▸ REQUIRED WORK: Scan the listing below. Report each line that includes "duration".

START MATERIAL TO PROCESS

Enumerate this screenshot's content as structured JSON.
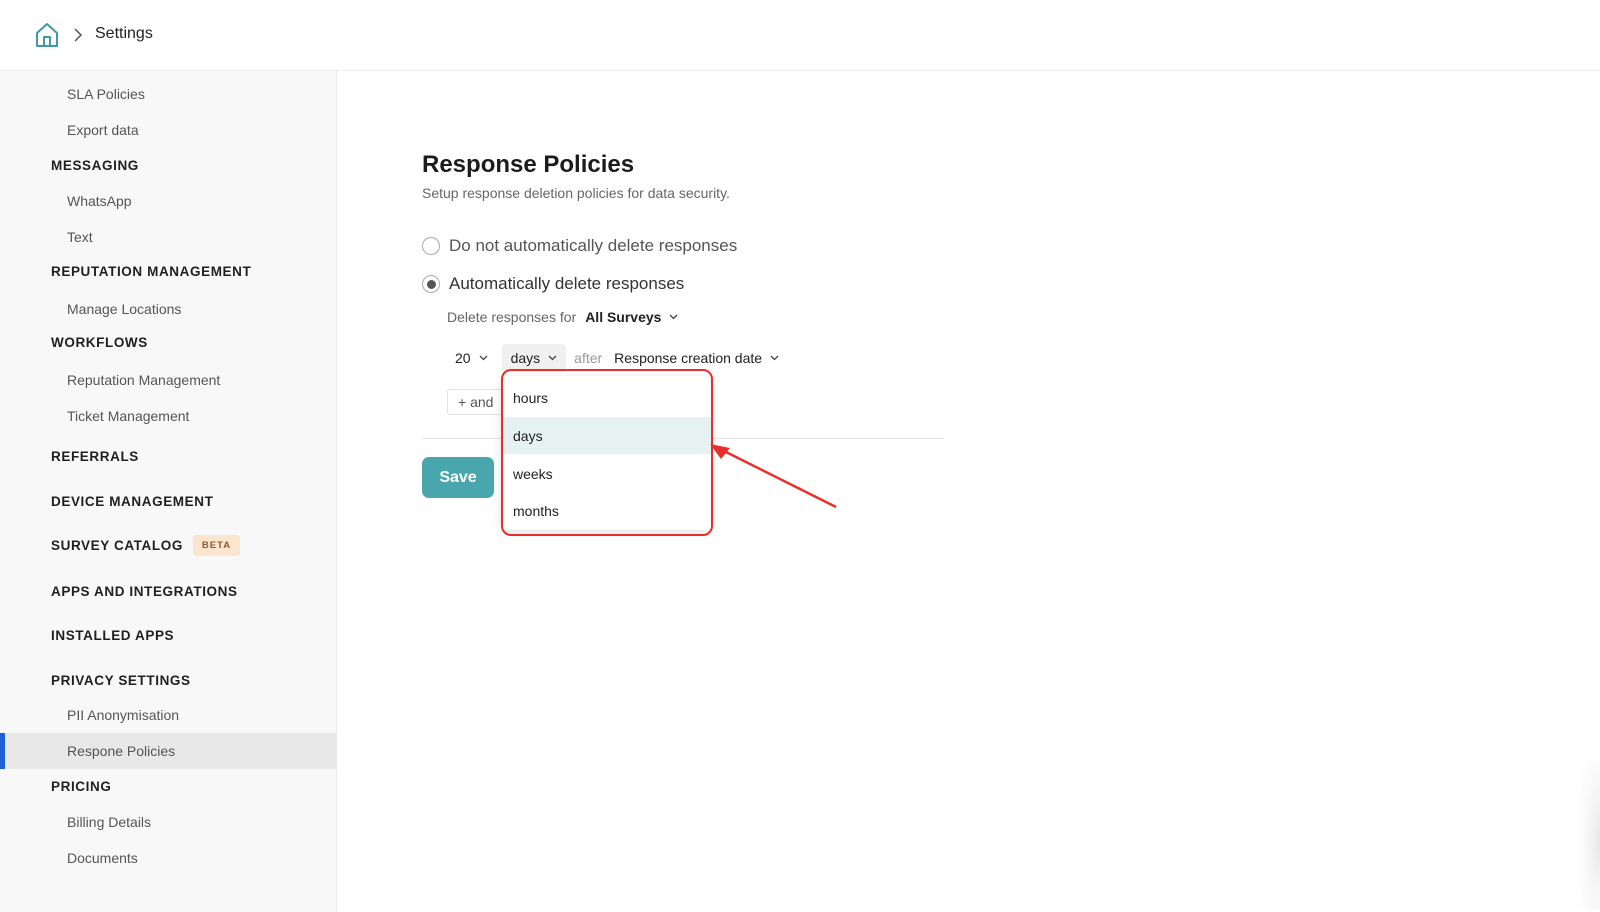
{
  "header": {
    "breadcrumb_title": "Settings"
  },
  "sidebar": {
    "items": [
      {
        "type": "item",
        "label": "SLA Policies"
      },
      {
        "type": "item",
        "label": "Export data"
      },
      {
        "type": "section",
        "label": "MESSAGING"
      },
      {
        "type": "item",
        "label": "WhatsApp"
      },
      {
        "type": "item",
        "label": "Text"
      },
      {
        "type": "section",
        "label": "REPUTATION MANAGEMENT"
      },
      {
        "type": "item",
        "label": "Manage Locations"
      },
      {
        "type": "section",
        "label": "WORKFLOWS"
      },
      {
        "type": "item",
        "label": "Reputation Management"
      },
      {
        "type": "item",
        "label": "Ticket Management"
      },
      {
        "type": "section",
        "label": "REFERRALS"
      },
      {
        "type": "section",
        "label": "DEVICE MANAGEMENT"
      },
      {
        "type": "section",
        "label": "SURVEY CATALOG",
        "badge": "BETA"
      },
      {
        "type": "section",
        "label": "APPS AND INTEGRATIONS"
      },
      {
        "type": "section",
        "label": "INSTALLED APPS"
      },
      {
        "type": "section",
        "label": "PRIVACY SETTINGS"
      },
      {
        "type": "item",
        "label": "PII Anonymisation"
      },
      {
        "type": "item",
        "label": "Respone Policies",
        "active": true
      },
      {
        "type": "section",
        "label": "PRICING"
      },
      {
        "type": "item",
        "label": "Billing Details"
      },
      {
        "type": "item",
        "label": "Documents"
      }
    ]
  },
  "main": {
    "title": "Response Policies",
    "subtitle": "Setup response deletion policies for data security.",
    "options": [
      {
        "label": "Do not automatically delete responses",
        "checked": false
      },
      {
        "label": "Automatically delete responses",
        "checked": true
      }
    ],
    "delete_for": {
      "label": "Delete responses for",
      "value": "All Surveys"
    },
    "rule": {
      "amount": "20",
      "unit": "days",
      "connector": "after",
      "reference": "Response creation date"
    },
    "add_condition_label": "+ and",
    "save_label": "Save"
  },
  "unit_dropdown": {
    "options": [
      "hours",
      "days",
      "weeks",
      "months"
    ],
    "selected": "days"
  },
  "colors": {
    "accent": "#4aa6ad",
    "active_indicator": "#1f5fd6",
    "annotation": "#e8302a",
    "dropdown_selected": "#e6f1f1"
  }
}
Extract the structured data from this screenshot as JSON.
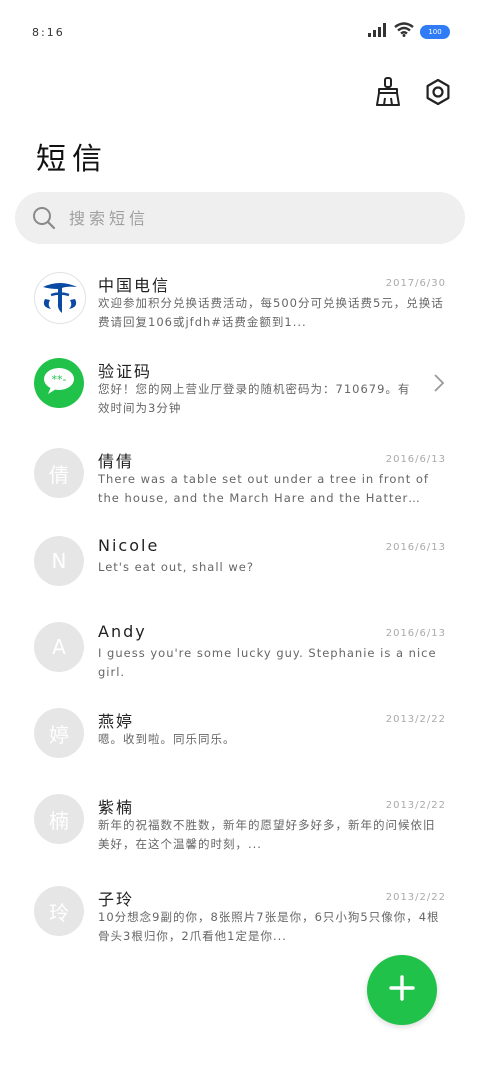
{
  "status_bar": {
    "time": "8:16",
    "battery_level": "100",
    "signal_icon": "signal-icon",
    "wifi_icon": "wifi-icon"
  },
  "toolbar": {
    "clean_icon": "broom-icon",
    "settings_icon": "gear-icon"
  },
  "title": "短信",
  "search": {
    "placeholder": "搜索短信"
  },
  "messages": [
    {
      "name": "中国电信",
      "date": "2017/6/30",
      "preview": "欢迎参加积分兑换话费活动，每500分可兑换话费5元，兑换话费请回复106或jfdh#话费金额到1...",
      "avatar": "telecom-logo",
      "avatar_color": "#0b4aa2"
    },
    {
      "name": "验证码",
      "date": "",
      "preview": "您好！您的网上营业厅登录的随机密码为：710679。有效时间为3分钟",
      "avatar": "message-bubble-icon",
      "avatar_color": "#21c24a"
    },
    {
      "name": "倩倩",
      "date": "2016/6/13",
      "preview": "There was a table set out under a tree in front of the house, and the March Hare and the Hatter were having te...",
      "avatar": "倩"
    },
    {
      "name": "Nicole",
      "date": "2016/6/13",
      "preview": "Let's eat out, shall we?",
      "avatar": "N"
    },
    {
      "name": "Andy",
      "date": "2016/6/13",
      "preview": "I guess you're some lucky guy. Stephanie is a nice girl.",
      "avatar": "A"
    },
    {
      "name": "燕婷",
      "date": "2013/2/22",
      "preview": "嗯。收到啦。同乐同乐。",
      "avatar": "婷"
    },
    {
      "name": "紫楠",
      "date": "2013/2/22",
      "preview": "新年的祝福数不胜数，新年的愿望好多好多，新年的问候依旧美好，在这个温馨的时刻，...",
      "avatar": "楠"
    },
    {
      "name": "子玲",
      "date": "2013/2/22",
      "preview": "10分想念9副的你，8张照片7张是你，6只小狗5只像你，4根骨头3根归你，2爪看他1定是你...",
      "avatar": "玲"
    }
  ],
  "fab": {
    "icon": "plus-icon",
    "color": "#21c24a"
  }
}
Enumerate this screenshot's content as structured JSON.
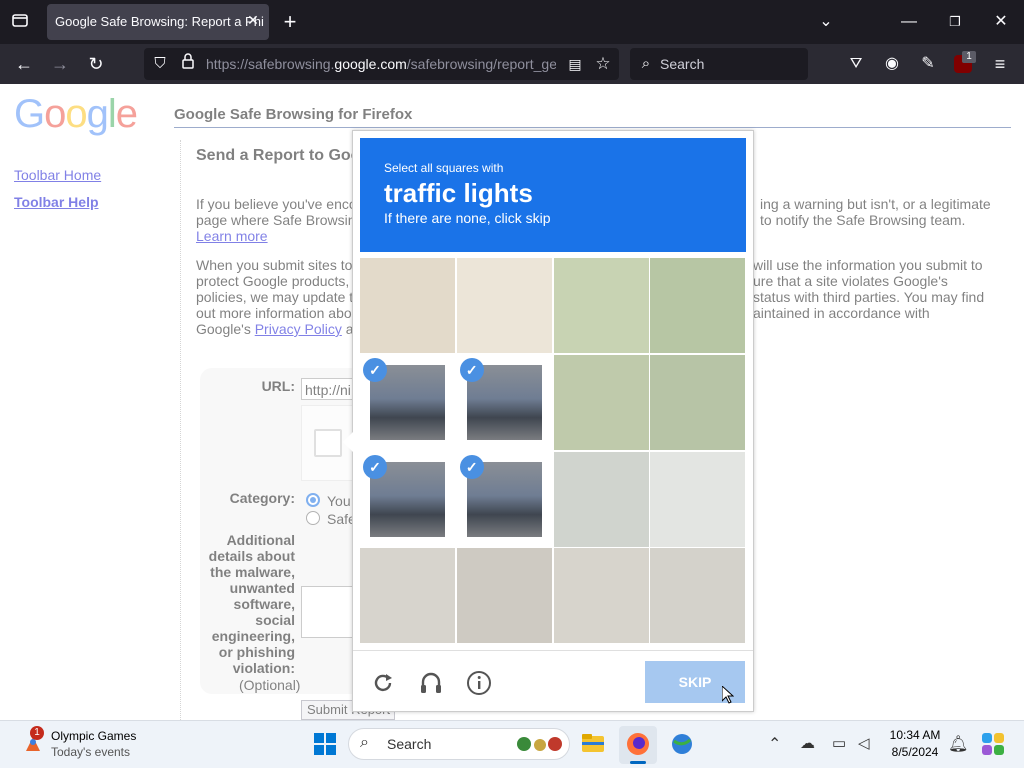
{
  "browser": {
    "tab_title": "Google Safe Browsing: Report a Phi",
    "url_prefix": "https://safebrowsing.",
    "url_domain": "google.com",
    "url_suffix": "/safebrowsing/report_ge",
    "search_placeholder": "Search",
    "extension_badge": "1"
  },
  "page": {
    "logo_text": "Google",
    "header": "Google Safe Browsing for Firefox",
    "sidebar": [
      "Toolbar Home",
      "Toolbar Help"
    ],
    "title": "Send a Report to Goo",
    "para1_line1": "If you believe you've encour",
    "para1_line1_right": "ing a warning but isn't, or a legitimate",
    "para1_line2": "page where Safe Browsing",
    "para1_line2_right": "to notify the Safe Browsing team.",
    "learn_more": "Learn more",
    "para2_line1": "When you submit sites to u",
    "para2_line1_right": "will use the information you submit to",
    "para2_line2": "protect Google products, in",
    "para2_line2_right": "ure that a site violates Google's",
    "para2_line3": "policies, we may update th",
    "para2_line3_right": "status with third parties. You may find",
    "para2_line4": "out more information about",
    "para2_line4_right": "aintained in accordance with",
    "para2_line5_prefix": "Google's ",
    "privacy_policy": "Privacy Policy",
    "para2_line5_suffix": " an",
    "url_label": "URL:",
    "url_value": "http://ni",
    "category_label": "Category:",
    "category_options": [
      "You",
      "Safe"
    ],
    "details_label": "Additional details about the malware, unwanted software, social engineering, or phishing violation:",
    "optional": "(Optional)",
    "submit": "Submit Report"
  },
  "captcha": {
    "instruction": "Select all squares with",
    "target": "traffic lights",
    "hint": "If there are none, click skip",
    "skip": "SKIP",
    "selected_cells": [
      4,
      5,
      8,
      9
    ]
  },
  "taskbar": {
    "weather_title": "Olympic Games",
    "weather_sub": "Today's events",
    "weather_badge": "1",
    "search": "Search",
    "time": "10:34 AM",
    "date": "8/5/2024"
  },
  "colors": {
    "captcha_blue": "#1a73e8",
    "check_blue": "#4a90e2",
    "skip_disabled": "#a6c8f0",
    "browser_dark": "#2b2a33"
  }
}
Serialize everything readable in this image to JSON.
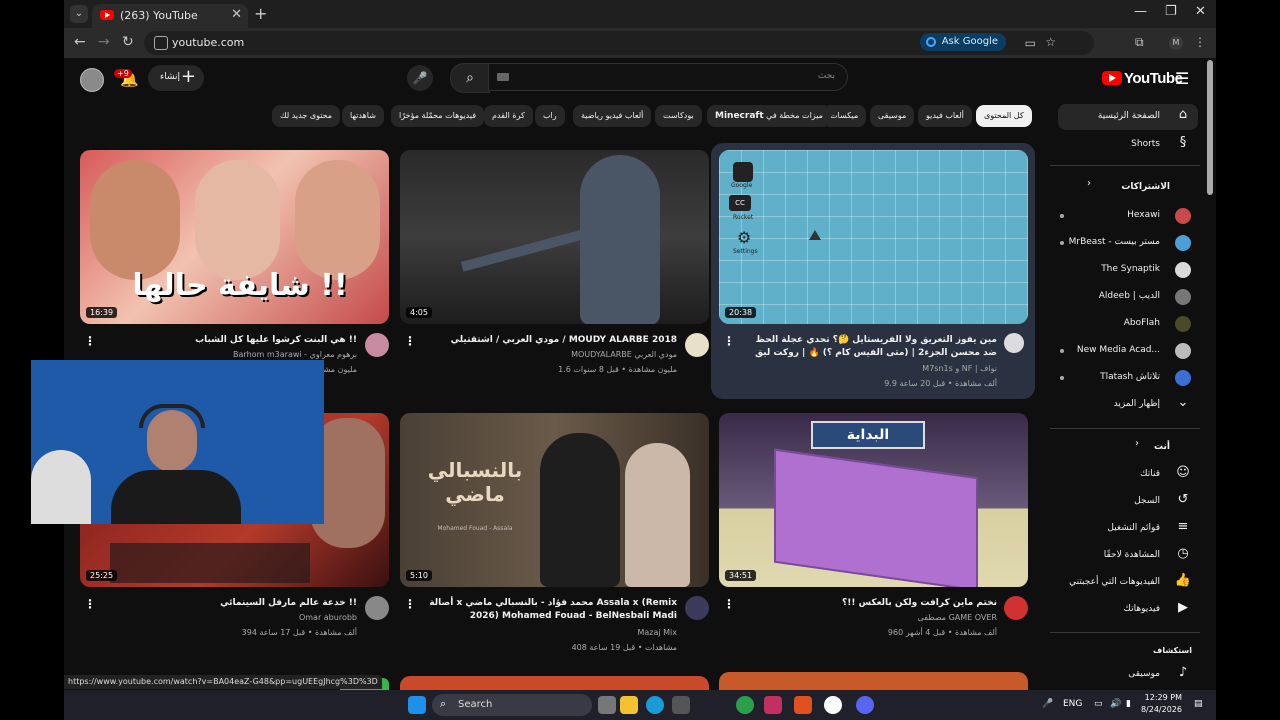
{
  "browser": {
    "tab_title": "(263) YouTube",
    "url": "youtube.com",
    "ask_google": "Ask Google",
    "profile_initial": "M",
    "status_url": "https://www.youtube.com/watch?v=BA04eaZ-G48&pp=ugUEEgJhcg%3D%3D"
  },
  "header": {
    "notif_badge": "+9",
    "create_label": "إنشاء",
    "search_placeholder": "بحث",
    "logo_text": "YouTube"
  },
  "chips": [
    {
      "label": "كل المحتوى",
      "active": true
    },
    {
      "label": "ألعاب فيديو"
    },
    {
      "label": "موسيقى"
    },
    {
      "label": "ميكسات"
    },
    {
      "label": "ميزات مخطة في"
    },
    {
      "label": "Minecraft"
    },
    {
      "label": "بودكاست"
    },
    {
      "label": "ألعاب فيديو رياضية"
    },
    {
      "label": "راب"
    },
    {
      "label": "كرة القدم"
    },
    {
      "label": "فيديوهات محمّلة مؤخرًا"
    },
    {
      "label": "شاهدتها"
    },
    {
      "label": "محتوى جديد لك"
    }
  ],
  "sidebar": {
    "home": "الصفحة الرئيسية",
    "shorts": "Shorts",
    "subs_title": "الاشتراكات",
    "subscriptions": [
      {
        "name": "Hexawi",
        "color": "#c94a4a"
      },
      {
        "name": "MrBeast - مستر بيست",
        "color": "#4aa0d5"
      },
      {
        "name": "The Synaptik",
        "color": "#d9d9d9"
      },
      {
        "name": "Aldeeb | الديب",
        "color": "#777777"
      },
      {
        "name": "AboFlah",
        "color": "#4a4a2a"
      },
      {
        "name": "New Media Acad...",
        "color": "#bbbbbb"
      },
      {
        "name": "Tlatash تلاتاش",
        "color": "#3b6fd6"
      }
    ],
    "show_more": "إظهار المزيد",
    "you_title": "أنت",
    "you_items": [
      "قناتك",
      "السجل",
      "قوائم التشغيل",
      "المشاهدة لاحقًا",
      "الفيديوهات التي أعجبتني",
      "فيديوهاتك"
    ],
    "explore_title": "استكشاف",
    "music": "موسيقى"
  },
  "videos": [
    {
      "title": "هي البنت كرشوا عليها كل الشباب !!",
      "channel": "Barhom m3arawi - برهوم معراوي",
      "meta": "8 مليون مشاهدة",
      "duration": "16:39",
      "thumb_text": "شايفة حالها !!"
    },
    {
      "title": "مودي العربي / اشتقتيلي / MOUDY ALARBE 2018",
      "channel": "MOUDYALARBE مودي العربي",
      "meta": "1.6 مليون مشاهدة • قبل 8 سنوات",
      "duration": "4:05"
    },
    {
      "title": "مين يفوز التعريق ولا الفريستايل 🤔؟ تحدي عجلة الحظ ضد محسن الجزء2 | (متى الفيس كام ؟) 🔥 | روكت ليق",
      "channel": "M7sn1s و NF | نواف",
      "meta": "9.9 ألف مشاهدة • قبل 20 ساعة",
      "duration": "20:38",
      "labels": [
        "Google",
        "Rocket",
        "Settings"
      ]
    },
    {
      "title": "خدعة عالم مارفل السينمائي !!",
      "channel": "Omar aburobb",
      "meta": "394 ألف مشاهدة • قبل 17 ساعة",
      "duration": "25:25"
    },
    {
      "title": "أصالة x محمد فؤاد - بالنسبالي ماضي Assala x (Remix 2026) Mohamed Fouad - BelNesbali Madi",
      "channel": "Mazaj Mix",
      "meta": "408 مشاهدات • قبل 19 ساعة",
      "duration": "5:10",
      "thumb_text": "بالنسبالي ماضي",
      "thumb_sub": "Mohamed Fouad - Assala"
    },
    {
      "title": "نختم ماين كرافت ولكن بالعكس !!؟",
      "channel": "مصطفى GAME OVER",
      "meta": "960 ألف مشاهدة • قبل 4 أشهر",
      "duration": "34:51",
      "thumb_text": "البداية"
    }
  ],
  "taskbar": {
    "search": "Search",
    "lang": "ENG",
    "time": "12:29 PM",
    "date": "8/24/2026"
  }
}
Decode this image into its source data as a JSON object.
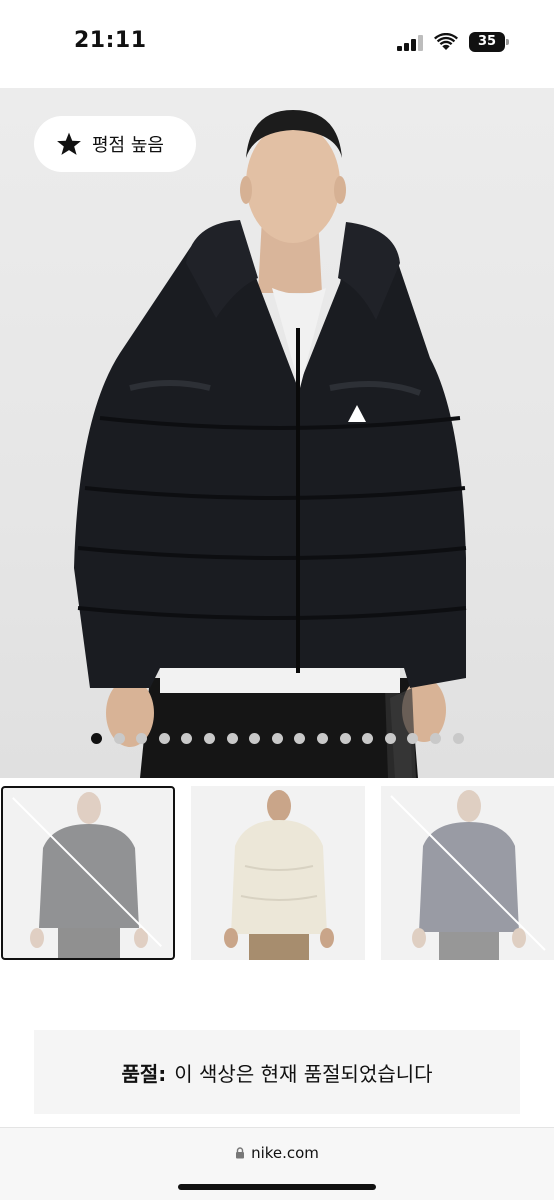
{
  "status_bar": {
    "time": "21:11",
    "battery": "35"
  },
  "hero": {
    "badge_icon": "star-icon",
    "badge_label": "평점 높음",
    "carousel": {
      "total": 17,
      "active_index": 0
    }
  },
  "colors": [
    {
      "name": "black",
      "available": false,
      "selected": true,
      "jacket": "#1b1d22",
      "pants": "#1a1a1a"
    },
    {
      "name": "cream",
      "available": true,
      "selected": false,
      "jacket": "#ece7d8",
      "pants": "#a78d6e"
    },
    {
      "name": "dark-navy",
      "available": false,
      "selected": false,
      "jacket": "#2e3348",
      "pants": "#2a2a2a"
    }
  ],
  "soldout": {
    "label": "품절:",
    "message": "이 색상은 현재 품절되었습니다"
  },
  "browser": {
    "url": "nike.com"
  }
}
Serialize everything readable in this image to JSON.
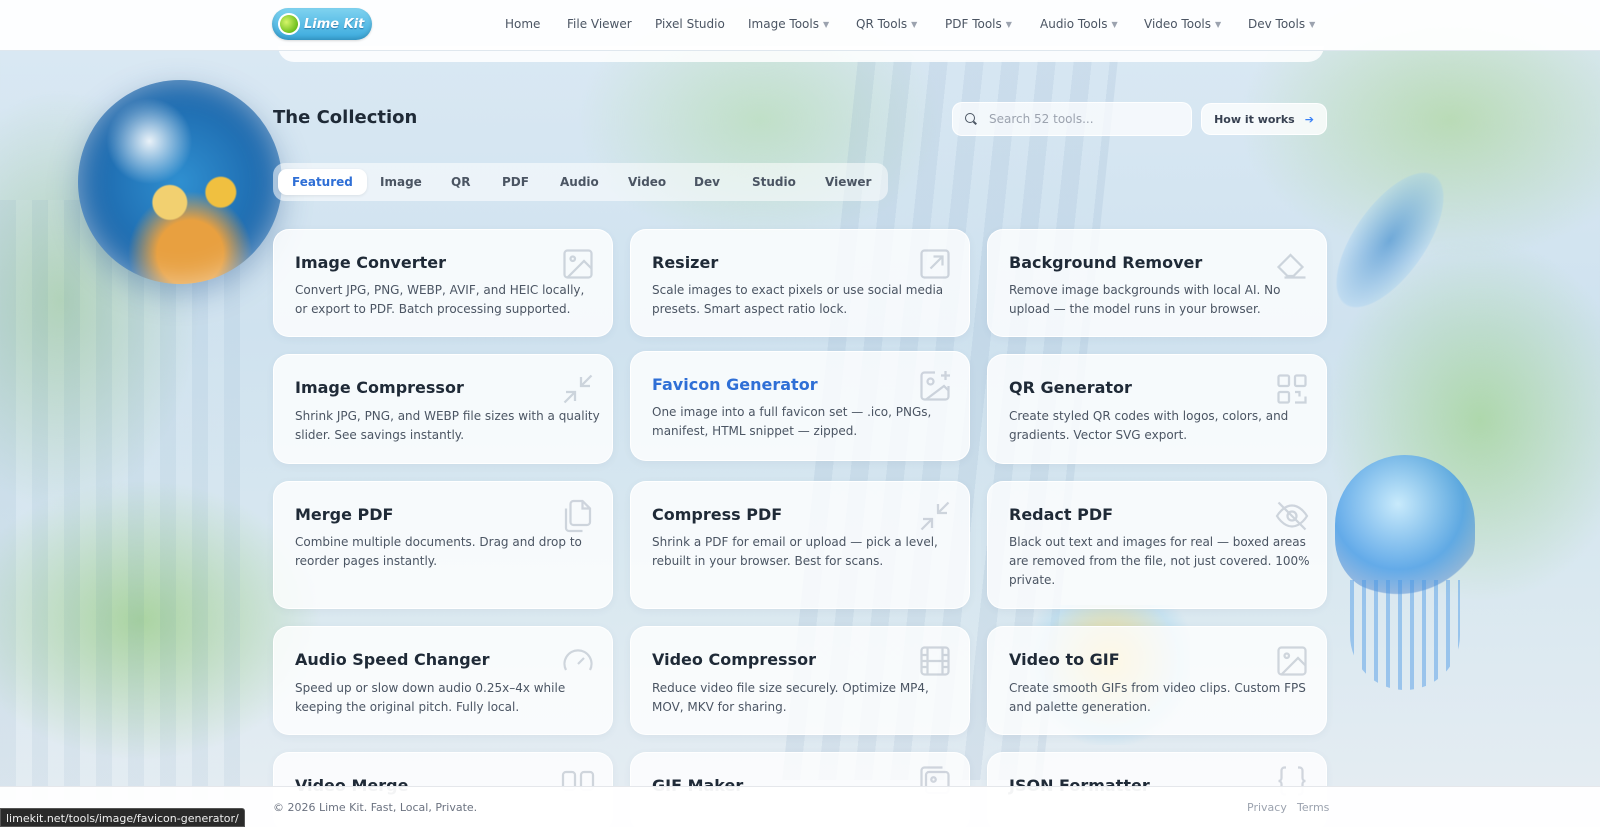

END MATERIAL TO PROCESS

▸ TASK ANSWER:
      "duration": "16:39",
      "duration": "4:05"
      "duration": "20:38",
      "duration": "25:25"
      "duration": "5:10",
      "duration": "34:51",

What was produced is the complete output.